updated 02:40 pm EST, Fri December 9, 2011
ATTmay have tried too hard to get T-Mobile deal
AT&T's stopped buyout of T-Mobile was hurt by relying on its own usual government lobbying tactics, an exposé revealed Friday. Government regulators and politicians grew alarmed, not reassured, when AT&T began pushing hundreds of non-technology organizations to endorse the merger, the Washington Post learned from interviews. They interpreted the unusually vocal support, which usually came from groups that took AT&T contributions, as a sign AT&T didn't believe it could get approval on merits.
A flurry of AT&T ads that drove home the attempt to seize on economic woes and promise the creation of many as 100,000 jobs backfired. Where regulators didn't normally put much weight into job issues, the full-page newspaper ads and other elements encouraged them to verify the truth. The FCC told AT&T earlier in the fall that it had "produced almost nothing" to support the job claims, and historically mergers have almost always led to job losses, not increases.
AT&T is also known to have stepped up lobbying since proposing the merger in March. It has spent $9 million since March on lobbying, and 116 of the 117 politicians who had signed on to a letter endorsing the deal had taken campaign contributions from AT&T, calling their ethics into doubt.
The takeover may have gone on to cross barriers where even a telecom giant couldn't cross. Arguments that AT&T and Verizon would create a duopoly, with 80 percent of cellphone subscribers, were too loud to ignore. Likewise, the Department of Justice and FCC aren't supposed to be influenced by lobbying where many expect it to steer regular politics. Simultaneously, the Obama administration and its regulators happened to be shifting to a consumer's rights tone and weren't as likely to bend as during the Comcast-NBC merger.
AT&T for its part has blasted the FCC's report, which many believe AT&T had tried to keep secret by withdrawing its application.

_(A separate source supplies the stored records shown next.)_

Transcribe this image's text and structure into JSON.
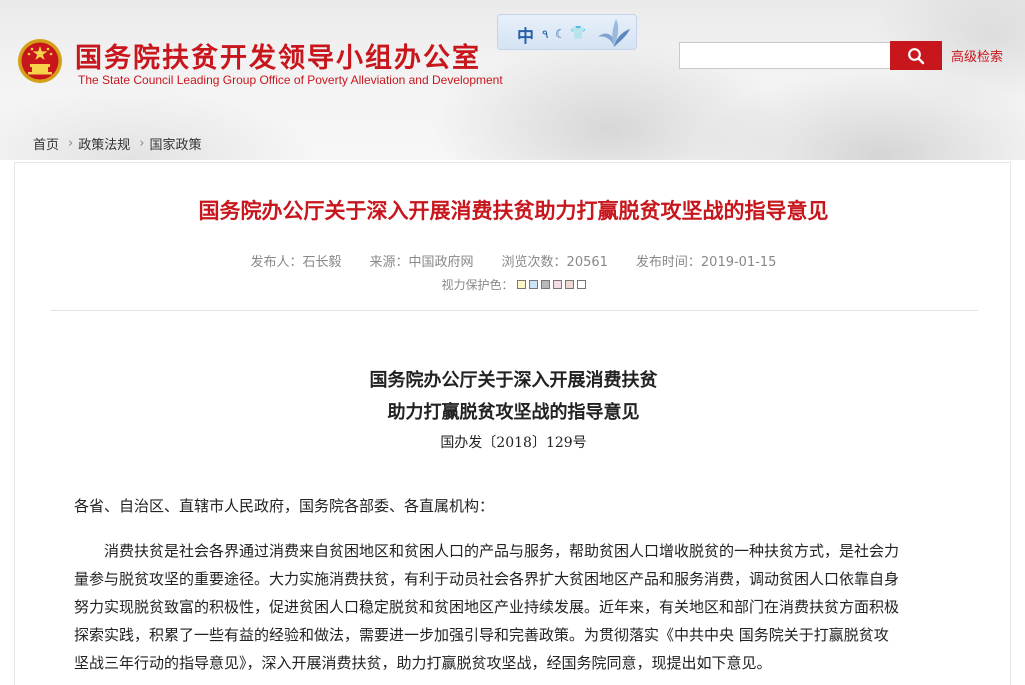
{
  "header": {
    "title_cn": "国务院扶贫开发领导小组办公室",
    "title_en": "The State Council Leading Group Office of Poverty Alleviation and Development",
    "lang_badge": "中",
    "search_placeholder": "",
    "advanced_search": "高级检索"
  },
  "breadcrumb": [
    "首页",
    "政策法规",
    "国家政策"
  ],
  "article": {
    "title": "国务院办公厅关于深入开展消费扶贫助力打赢脱贫攻坚战的指导意见",
    "publisher": "发布人：石长毅",
    "source": "来源：中国政府网",
    "views": "浏览次数：20561",
    "date": "发布时间：2019-01-15",
    "eye_care_label": "视力保护色：",
    "eye_care_colors": [
      "#fdf7c8",
      "#cfe4f2",
      "#b9b9b9",
      "#f5dde4",
      "#ecd7d1",
      "#ffffff"
    ]
  },
  "document": {
    "title_line1": "国务院办公厅关于深入开展消费扶贫",
    "title_line2": "助力打赢脱贫攻坚战的指导意见",
    "number": "国办发〔2018〕129号",
    "salutation": "各省、自治区、直辖市人民政府，国务院各部委、各直属机构：",
    "paragraph_lines": [
      "　　消费扶贫是社会各界通过消费来自贫困地区和贫困人口的产品与服务，帮助贫困人口增收脱贫的一种扶贫方式，是社会力",
      "量参与脱贫攻坚的重要途径。大力实施消费扶贫，有利于动员社会各界扩大贫困地区产品和服务消费，调动贫困人口依靠自身",
      "努力实现脱贫致富的积极性，促进贫困人口稳定脱贫和贫困地区产业持续发展。近年来，有关地区和部门在消费扶贫方面积极",
      "探索实践，积累了一些有益的经验和做法，需要进一步加强引导和完善政策。为贯彻落实《中共中央 国务院关于打赢脱贫攻",
      "坚战三年行动的指导意见》，深入开展消费扶贫，助力打赢脱贫攻坚战，经国务院同意，现提出如下意见。"
    ]
  }
}
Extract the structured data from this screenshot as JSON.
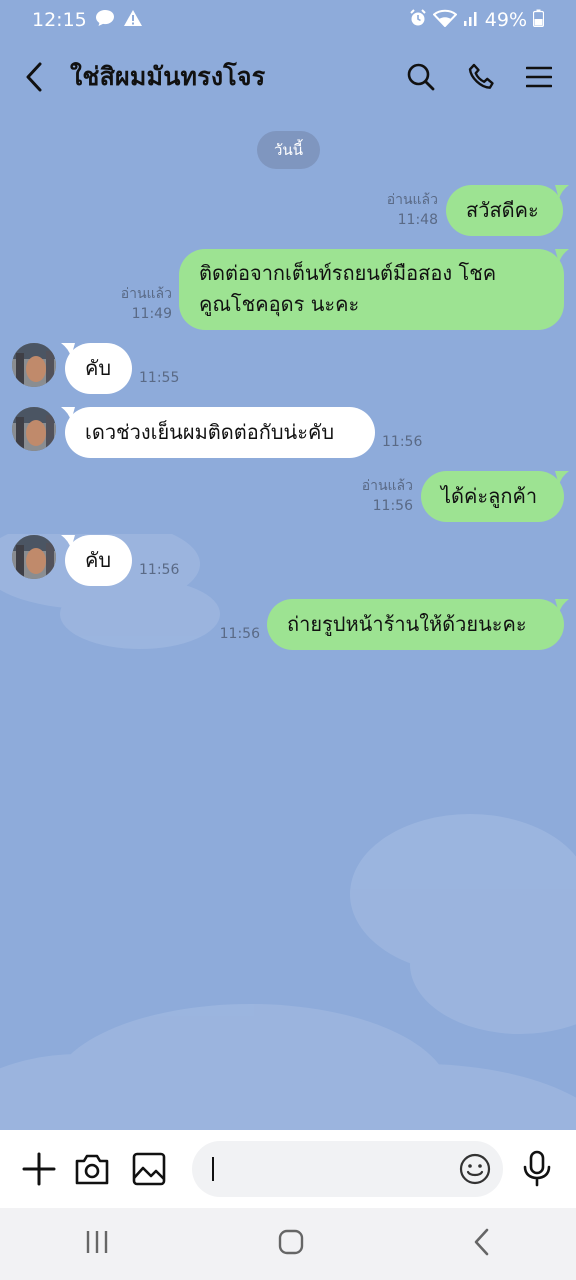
{
  "status": {
    "time": "12:15",
    "battery": "49%"
  },
  "header": {
    "title": "ใช่สิผมมันทรงโจร"
  },
  "chat": {
    "date_label": "วันนี้",
    "messages": [
      {
        "dir": "out",
        "lines": [
          "สวัสดีคะ"
        ],
        "read": "อ่านแล้ว",
        "time": "11:48"
      },
      {
        "dir": "out",
        "lines": [
          "ติดต่อจากเต็นท์รถยนต์มือสอง โชค",
          "คูณโชคอุดร นะคะ"
        ],
        "read": "อ่านแล้ว",
        "time": "11:49"
      },
      {
        "dir": "in",
        "lines": [
          "คับ"
        ],
        "time": "11:55"
      },
      {
        "dir": "in",
        "lines": [
          "เดวช่วงเย็นผมติดต่อกับน่ะคับ"
        ],
        "time": "11:56"
      },
      {
        "dir": "out",
        "lines": [
          "ได้ค่ะลูกค้า"
        ],
        "read": "อ่านแล้ว",
        "time": "11:56"
      },
      {
        "dir": "in",
        "lines": [
          "คับ"
        ],
        "time": "11:56"
      },
      {
        "dir": "out",
        "lines": [
          "ถ่ายรูปหน้าร้านให้ด้วยนะคะ"
        ],
        "time": "11:56"
      }
    ]
  },
  "input": {
    "value": ""
  },
  "icons": {
    "back": "chevron-left-icon",
    "search": "search-icon",
    "call": "phone-icon",
    "menu": "hamburger-menu-icon",
    "add": "plus-icon",
    "camera": "camera-icon",
    "gallery": "image-icon",
    "emoji": "emoji-icon",
    "mic": "microphone-icon"
  },
  "colors": {
    "background": "#8eabda",
    "outgoing_bubble": "#9de392",
    "incoming_bubble": "#ffffff"
  }
}
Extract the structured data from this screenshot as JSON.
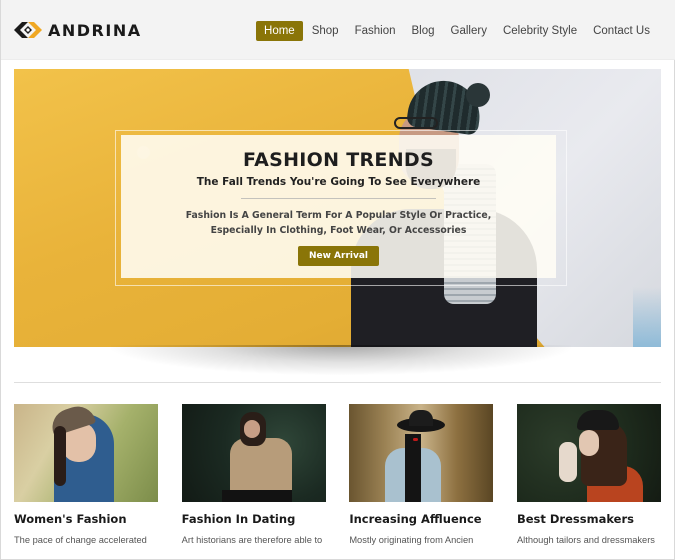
{
  "brand": {
    "name": "ANDRINA",
    "logo_icon": "diamond-arrows-logo-icon",
    "accent_color": "#8a7508",
    "logo_colors": [
      "#1a1a1a",
      "#f0a823"
    ]
  },
  "nav": {
    "items": [
      {
        "label": "Home",
        "active": true
      },
      {
        "label": "Shop",
        "active": false
      },
      {
        "label": "Fashion",
        "active": false
      },
      {
        "label": "Blog",
        "active": false
      },
      {
        "label": "Gallery",
        "active": false
      },
      {
        "label": "Celebrity Style",
        "active": false
      },
      {
        "label": "Contact Us",
        "active": false
      }
    ]
  },
  "hero": {
    "title": "FASHION TRENDS",
    "subtitle": "The Fall Trends You're Going To See Everywhere",
    "description": "Fashion Is A General Term For A Popular Style Or Practice, Especially In Clothing, Foot Wear, Or Accessories",
    "button_label": "New Arrival",
    "image_alt": "Man in beanie and scarf against yellow and white wall"
  },
  "cards": [
    {
      "title": "Women's Fashion",
      "text": "The pace of change accelerated",
      "image_alt": "Woman in cap and denim jacket"
    },
    {
      "title": "Fashion In Dating",
      "text": "Art historians are therefore able to",
      "image_alt": "Bearded man in beige jacket"
    },
    {
      "title": "Increasing Affluence",
      "text": "Mostly originating from Ancien",
      "image_alt": "Woman in black hat in forest"
    },
    {
      "title": "Best Dressmakers",
      "text": "Although tailors and dressmakers",
      "image_alt": "Woman in hat and red coat"
    }
  ]
}
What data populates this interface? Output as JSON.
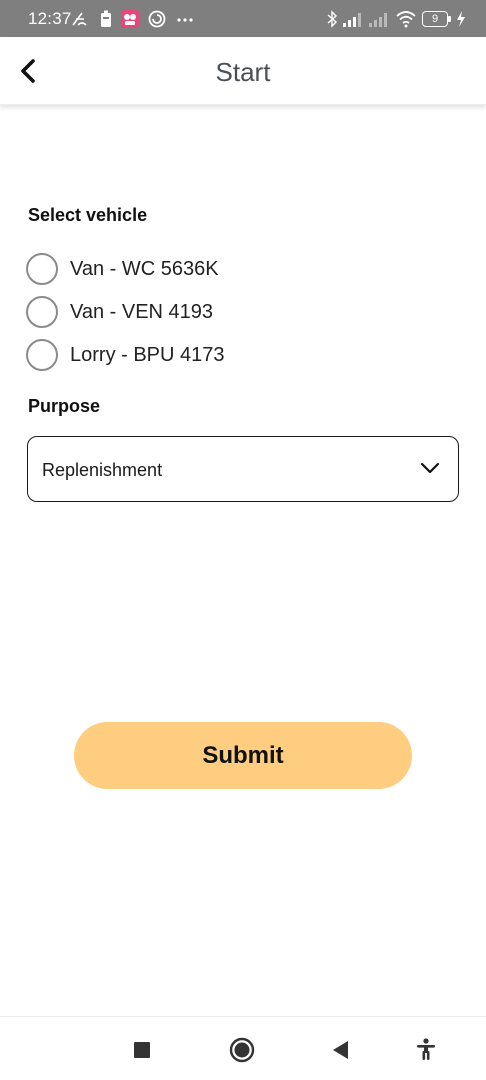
{
  "status_bar": {
    "time": "12:37",
    "battery_level": "9",
    "icons_left": [
      "gesture-icon",
      "battery-saver-icon",
      "app-notification-icon",
      "data-saver-icon",
      "more-notifications-icon"
    ],
    "icons_right": [
      "bluetooth-icon",
      "signal-icon",
      "signal-icon-2",
      "wifi-icon",
      "battery-icon",
      "charging-icon"
    ]
  },
  "header": {
    "title": "Start",
    "back_icon": "chevron-left-icon"
  },
  "form": {
    "vehicle_label": "Select vehicle",
    "vehicles": [
      {
        "label": "Van - WC 5636K",
        "selected": false
      },
      {
        "label": "Van - VEN 4193",
        "selected": false
      },
      {
        "label": "Lorry - BPU 4173",
        "selected": false
      }
    ],
    "purpose_label": "Purpose",
    "purpose_value": "Replenishment",
    "submit_label": "Submit"
  },
  "nav_bar": {
    "items": [
      "recents-icon",
      "home-icon",
      "back-icon",
      "accessibility-icon"
    ]
  },
  "colors": {
    "status_bar": "#7f7f7f",
    "submit_button": "#fecd80",
    "title_text": "#4a4f55",
    "radio_border": "#8a8a8a"
  }
}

External Affairs head Jim Cicconi told the newspaper that the FCC report was "harshly worded" and that AT&T "had" to accuse the agency to put out its version of what would happen.